- Roast these three ingredients on medium flame for about 4-5 minutes till there is a mouth-watering aroma in your kitchen and the methi seeds look a little tanned. They should not look sun-burnt, just nicely tanned.
- Grind these in your coffee grinder. What? You think your coffee will smell of methi and hing from here onwards? Tch! Tch! You mean you actually grind coffee beans in your coffee grinder? Never do that. Repeat after me: Coffee grinders are for grinding spices! Well done! Now add this powdered mix to the jar. The lemons should have started oozing juice already.
- Add the juice of 1 lemon. If necessary, use a dry palette knife or a dry table knife to stir the contents of the jar. See how the lemons have become limp and there is so much space in the jar?
- The jar must be placed in the sun to cook slowly in its warmth.
- Give it a good shake as you put it out and bring it in each day. Your pickle should be ready in about 2 months when the peel has softened and is no longer crisp.
See what I mean about labor intensive? Putting it together takes less than 20 minutes. But after that, it's a lot of effort! Nevertheless I am very excited about it. Here is what my pickle looks like after 1 whole day in the sun. My home is in the East-West direction so I just follow the sun as it moves over from the backyard to the front and leave it out till just before sunset. It's nice and warm when I bring it in. I am really looking forward to this pickle. I hope after all this effort, it works out!!
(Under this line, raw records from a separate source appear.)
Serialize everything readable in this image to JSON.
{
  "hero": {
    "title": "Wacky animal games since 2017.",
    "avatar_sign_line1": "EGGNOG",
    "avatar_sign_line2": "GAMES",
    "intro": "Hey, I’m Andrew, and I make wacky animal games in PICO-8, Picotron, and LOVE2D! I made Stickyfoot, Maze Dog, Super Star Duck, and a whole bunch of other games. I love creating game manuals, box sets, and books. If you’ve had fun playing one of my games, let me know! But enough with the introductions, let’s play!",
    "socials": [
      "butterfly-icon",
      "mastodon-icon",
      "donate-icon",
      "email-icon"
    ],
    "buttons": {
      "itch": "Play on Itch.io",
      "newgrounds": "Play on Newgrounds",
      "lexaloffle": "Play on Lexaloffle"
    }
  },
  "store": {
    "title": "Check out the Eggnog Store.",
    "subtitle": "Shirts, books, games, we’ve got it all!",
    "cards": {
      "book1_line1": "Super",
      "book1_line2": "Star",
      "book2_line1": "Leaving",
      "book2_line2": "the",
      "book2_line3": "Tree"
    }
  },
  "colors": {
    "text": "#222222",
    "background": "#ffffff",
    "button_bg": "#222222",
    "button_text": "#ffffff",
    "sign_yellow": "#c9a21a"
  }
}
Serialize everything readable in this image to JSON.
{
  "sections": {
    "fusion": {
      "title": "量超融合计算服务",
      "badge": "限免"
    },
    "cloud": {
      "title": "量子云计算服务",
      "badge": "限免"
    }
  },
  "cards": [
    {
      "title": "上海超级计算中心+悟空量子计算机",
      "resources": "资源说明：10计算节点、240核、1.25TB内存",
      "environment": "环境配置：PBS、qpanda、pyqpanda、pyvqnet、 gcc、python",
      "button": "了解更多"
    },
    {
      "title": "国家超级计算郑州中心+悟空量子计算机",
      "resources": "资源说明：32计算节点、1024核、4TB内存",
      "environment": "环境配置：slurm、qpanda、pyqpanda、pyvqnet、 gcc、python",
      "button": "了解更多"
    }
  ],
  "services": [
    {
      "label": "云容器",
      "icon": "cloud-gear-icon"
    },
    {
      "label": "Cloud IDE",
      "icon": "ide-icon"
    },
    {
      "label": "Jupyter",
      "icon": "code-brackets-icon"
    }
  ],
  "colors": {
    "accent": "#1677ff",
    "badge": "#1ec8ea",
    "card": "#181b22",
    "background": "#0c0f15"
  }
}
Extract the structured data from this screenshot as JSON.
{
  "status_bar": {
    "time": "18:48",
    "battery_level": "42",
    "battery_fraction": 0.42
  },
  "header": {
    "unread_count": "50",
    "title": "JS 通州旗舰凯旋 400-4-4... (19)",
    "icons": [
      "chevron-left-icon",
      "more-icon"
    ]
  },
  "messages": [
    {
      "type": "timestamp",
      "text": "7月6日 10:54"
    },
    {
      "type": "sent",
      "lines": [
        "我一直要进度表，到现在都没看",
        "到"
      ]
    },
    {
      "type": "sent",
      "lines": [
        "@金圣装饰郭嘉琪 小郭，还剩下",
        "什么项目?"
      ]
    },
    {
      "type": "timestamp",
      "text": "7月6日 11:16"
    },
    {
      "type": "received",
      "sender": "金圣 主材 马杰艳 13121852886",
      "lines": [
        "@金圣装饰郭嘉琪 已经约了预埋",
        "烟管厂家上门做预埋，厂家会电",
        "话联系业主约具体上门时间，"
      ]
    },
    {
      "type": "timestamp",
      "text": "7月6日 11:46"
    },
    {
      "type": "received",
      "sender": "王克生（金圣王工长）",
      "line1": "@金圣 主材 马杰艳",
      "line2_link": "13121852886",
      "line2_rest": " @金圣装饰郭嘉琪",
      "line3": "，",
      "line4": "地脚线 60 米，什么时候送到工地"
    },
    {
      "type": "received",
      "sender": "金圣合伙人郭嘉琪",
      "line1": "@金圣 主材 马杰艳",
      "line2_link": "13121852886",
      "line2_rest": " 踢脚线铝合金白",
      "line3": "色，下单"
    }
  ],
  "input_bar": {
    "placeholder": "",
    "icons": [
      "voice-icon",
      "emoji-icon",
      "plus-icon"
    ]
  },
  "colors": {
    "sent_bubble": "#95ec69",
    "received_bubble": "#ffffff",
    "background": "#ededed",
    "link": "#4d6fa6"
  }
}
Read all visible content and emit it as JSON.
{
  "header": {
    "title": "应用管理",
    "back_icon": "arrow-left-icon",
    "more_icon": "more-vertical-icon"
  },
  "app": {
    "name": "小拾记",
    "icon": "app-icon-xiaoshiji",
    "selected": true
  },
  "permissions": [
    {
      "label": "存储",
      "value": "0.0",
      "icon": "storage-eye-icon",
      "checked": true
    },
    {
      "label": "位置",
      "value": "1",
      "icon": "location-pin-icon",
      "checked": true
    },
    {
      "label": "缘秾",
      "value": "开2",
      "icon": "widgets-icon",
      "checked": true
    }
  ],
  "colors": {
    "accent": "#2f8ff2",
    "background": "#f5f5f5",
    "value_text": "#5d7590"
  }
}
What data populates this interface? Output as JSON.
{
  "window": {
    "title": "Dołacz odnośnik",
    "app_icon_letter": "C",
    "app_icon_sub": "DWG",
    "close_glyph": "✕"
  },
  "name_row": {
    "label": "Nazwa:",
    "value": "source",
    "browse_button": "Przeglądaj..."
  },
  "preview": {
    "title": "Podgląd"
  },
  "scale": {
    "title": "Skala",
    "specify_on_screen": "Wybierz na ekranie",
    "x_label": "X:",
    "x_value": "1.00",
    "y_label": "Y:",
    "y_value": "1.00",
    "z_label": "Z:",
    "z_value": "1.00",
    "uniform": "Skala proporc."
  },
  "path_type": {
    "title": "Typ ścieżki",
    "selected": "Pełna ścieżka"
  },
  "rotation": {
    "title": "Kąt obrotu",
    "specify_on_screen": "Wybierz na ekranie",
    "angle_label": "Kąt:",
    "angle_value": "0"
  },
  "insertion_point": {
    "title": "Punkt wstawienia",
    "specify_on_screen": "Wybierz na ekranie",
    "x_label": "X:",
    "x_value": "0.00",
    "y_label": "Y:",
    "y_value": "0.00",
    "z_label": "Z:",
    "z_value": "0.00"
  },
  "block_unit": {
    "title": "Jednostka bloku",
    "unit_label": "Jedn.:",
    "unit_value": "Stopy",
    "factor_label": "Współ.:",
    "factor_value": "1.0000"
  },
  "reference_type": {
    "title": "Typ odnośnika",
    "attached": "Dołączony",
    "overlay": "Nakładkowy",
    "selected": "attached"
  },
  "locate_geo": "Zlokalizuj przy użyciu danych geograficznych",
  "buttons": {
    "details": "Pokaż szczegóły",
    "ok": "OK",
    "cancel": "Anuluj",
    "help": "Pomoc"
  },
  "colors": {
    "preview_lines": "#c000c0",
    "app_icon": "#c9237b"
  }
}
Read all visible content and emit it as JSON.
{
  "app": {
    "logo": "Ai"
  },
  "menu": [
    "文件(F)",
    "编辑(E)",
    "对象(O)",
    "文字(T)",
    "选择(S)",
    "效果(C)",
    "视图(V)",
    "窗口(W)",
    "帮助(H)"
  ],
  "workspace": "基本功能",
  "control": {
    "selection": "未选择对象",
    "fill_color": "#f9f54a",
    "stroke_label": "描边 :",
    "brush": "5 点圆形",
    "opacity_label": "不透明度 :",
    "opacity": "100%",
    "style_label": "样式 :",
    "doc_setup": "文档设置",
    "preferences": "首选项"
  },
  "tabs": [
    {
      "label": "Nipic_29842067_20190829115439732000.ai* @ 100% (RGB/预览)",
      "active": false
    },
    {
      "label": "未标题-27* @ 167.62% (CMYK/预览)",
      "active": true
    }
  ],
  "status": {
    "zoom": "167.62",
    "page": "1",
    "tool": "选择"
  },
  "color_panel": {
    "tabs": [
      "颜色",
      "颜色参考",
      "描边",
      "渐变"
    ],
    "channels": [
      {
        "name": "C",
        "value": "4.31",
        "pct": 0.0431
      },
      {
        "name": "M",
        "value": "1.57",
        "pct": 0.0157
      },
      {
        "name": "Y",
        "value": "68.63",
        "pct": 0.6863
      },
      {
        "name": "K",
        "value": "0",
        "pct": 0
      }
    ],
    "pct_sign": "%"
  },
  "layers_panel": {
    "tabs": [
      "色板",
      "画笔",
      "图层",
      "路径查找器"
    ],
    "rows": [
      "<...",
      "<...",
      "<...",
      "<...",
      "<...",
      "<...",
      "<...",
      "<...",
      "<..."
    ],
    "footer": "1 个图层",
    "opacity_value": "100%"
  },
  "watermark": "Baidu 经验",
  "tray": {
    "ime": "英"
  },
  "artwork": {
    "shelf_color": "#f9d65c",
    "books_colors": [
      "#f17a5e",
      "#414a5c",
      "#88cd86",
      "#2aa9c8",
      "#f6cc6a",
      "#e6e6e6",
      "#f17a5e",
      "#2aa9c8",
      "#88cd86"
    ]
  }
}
A lot of people cook it gently on the stove. But in my family, we've always followed this procedure and all of us prefer this taste.
For those of you looking for the ingredients in a concise list, here it is:
- 6 lemons (12 Indian lemons as they are much smaller)
- 1/2 cup salt
- 1/4 cup red chilli powder
- 1/2 cup sugar
- 3 tsp turmeric powder
- 1 tsp methi seeds
- 1 tsp black mustard seeds
- 1/4 tsp hing powder
- Juice of 1 lemon (2-3 lemons in India)
- Large glass jar, approx 2 liters in volume
Think you want to join me in trying this out? Go ahead! And if you do, be sure to let me know how it's doing. Or just wait to see how mine does before you try yours out. After all we have the whole summer ahead of us! I'll be posting an update every week or so. The juices will start thickening as it cooks in the sun.
Update Feb 11, 2007: I made lemon pickle from 3lb of Sunkist lemons on the stove today. After the low temperatures ruined so much of California's citrus crop, I gave up hope of seeing Meyer lemons in the stores here. I decided not to wait any longer and purchased a 3lb bag of citron lemons. They are the best looking lemons I could find. The organic ones at Whole Foods and Wild Oats looked really sad. Anyway, I cooked it on low, uncovered for 5 hours, stirring every so often until the juices thickened. The final consistency should be similar to that of thick pancake batter. The only thing to watch out for: ensure that the juices don't start sticking to the bottom of the pan and charring. The juices will start burning and the pickle will get a strange taste.
I made one mistake: I added 1/2 cup of red chilli powder instead of 1/4 cup. I was trying to do too many things all at once and while this level of heat may be fine for many folks, it's way too much for us. I added 1/4 cup sugar to balance it out but it's still too fiery. I am planning to buy another 3 lb bag and make more pickle on the stove, but without any red chilli powder and mix the two.
Which one is better? The one cooked in the sun has far more flavor. Slow-cooking in the sun rules!